The major difference is golf and tennis players have the ability to opt out of tournaments or portions of a season to preserve their bodies. Essentially, they create an offseason for themselves in the course of a season.
Roger Federer chose not to play the French Open for four years in order to rest his body for Wimbledon and the grass court season.
In a team sport such as basketball, players take the court every game, especially superstars such as Breanna Stewart. She played in all 18 of Kursk’s games in 2018-19 and averaged 35 minutes a game — the most of any player on the team.
It’s hard to address the pay difference between the WNBA and overseas women’s basketball leagues, but in an effort to bridge the pay gap female basketball players are pushing themselves to the breaking point. The schedule of constant competition is leading to more fatigued players and an increase in overuse injuries.
I’ve got some news: thrilled to announce that I’ve accepted a full-time position as an NBA analyst for @espn while still playing in the @WNBA! So blessed to work for a company that supports the rising generation of sports fans, women and diverse voices. pic.twitter.com/GiOPcKWZfU
— Chiney Ogwumike (@Chiney321) May 1, 2018

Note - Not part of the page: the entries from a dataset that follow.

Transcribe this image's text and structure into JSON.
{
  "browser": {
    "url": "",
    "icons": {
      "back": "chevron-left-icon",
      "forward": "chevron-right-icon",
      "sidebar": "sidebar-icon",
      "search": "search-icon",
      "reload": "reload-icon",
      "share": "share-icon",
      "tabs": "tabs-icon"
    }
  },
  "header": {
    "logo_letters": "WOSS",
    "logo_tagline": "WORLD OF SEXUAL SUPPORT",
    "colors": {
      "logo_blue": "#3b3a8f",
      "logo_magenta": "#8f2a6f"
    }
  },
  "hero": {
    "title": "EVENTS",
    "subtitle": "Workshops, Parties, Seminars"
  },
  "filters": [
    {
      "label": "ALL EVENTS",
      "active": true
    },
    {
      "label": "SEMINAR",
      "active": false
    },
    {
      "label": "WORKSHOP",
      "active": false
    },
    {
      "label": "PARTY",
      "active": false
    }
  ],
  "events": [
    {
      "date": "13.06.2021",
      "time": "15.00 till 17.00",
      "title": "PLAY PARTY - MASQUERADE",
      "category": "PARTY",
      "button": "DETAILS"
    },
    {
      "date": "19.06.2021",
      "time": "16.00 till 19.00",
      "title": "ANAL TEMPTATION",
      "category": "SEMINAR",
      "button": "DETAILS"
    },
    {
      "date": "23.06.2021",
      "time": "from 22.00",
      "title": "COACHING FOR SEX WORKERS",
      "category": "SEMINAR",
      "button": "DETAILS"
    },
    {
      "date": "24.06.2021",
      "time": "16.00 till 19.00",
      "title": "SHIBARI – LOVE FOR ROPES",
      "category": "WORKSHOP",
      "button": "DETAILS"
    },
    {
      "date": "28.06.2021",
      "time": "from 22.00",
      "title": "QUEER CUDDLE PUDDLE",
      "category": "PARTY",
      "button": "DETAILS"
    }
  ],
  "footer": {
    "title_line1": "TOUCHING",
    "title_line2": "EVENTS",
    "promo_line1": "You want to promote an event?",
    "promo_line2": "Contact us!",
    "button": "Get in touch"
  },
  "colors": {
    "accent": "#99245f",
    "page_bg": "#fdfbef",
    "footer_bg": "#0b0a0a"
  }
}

“We all know people tear their ACL’s at a much higher rate when your body is fatigued,” Dr. Chhabra said, “The muscle balance just can’t support it. If you look at the literature (these injuries) happen in the third and fourth quarters in basketball games, or at the end of a second practice when people are fatigued.”
With a number of top stars sitting out the 2019 WNBA season, the hectic schedule is something that leagues, teams and players will have to consider and contend with in the future.
Sarah Farrell is a graduate student studying sports journalism at Arizona State University
Editor’s note: For the coming 2019-2020 academic year, the Global Sport Institute’s research theme will be “Sport and the body.” The Institute will conduct and fund research and host events that will explore a myriad of topics related to the body.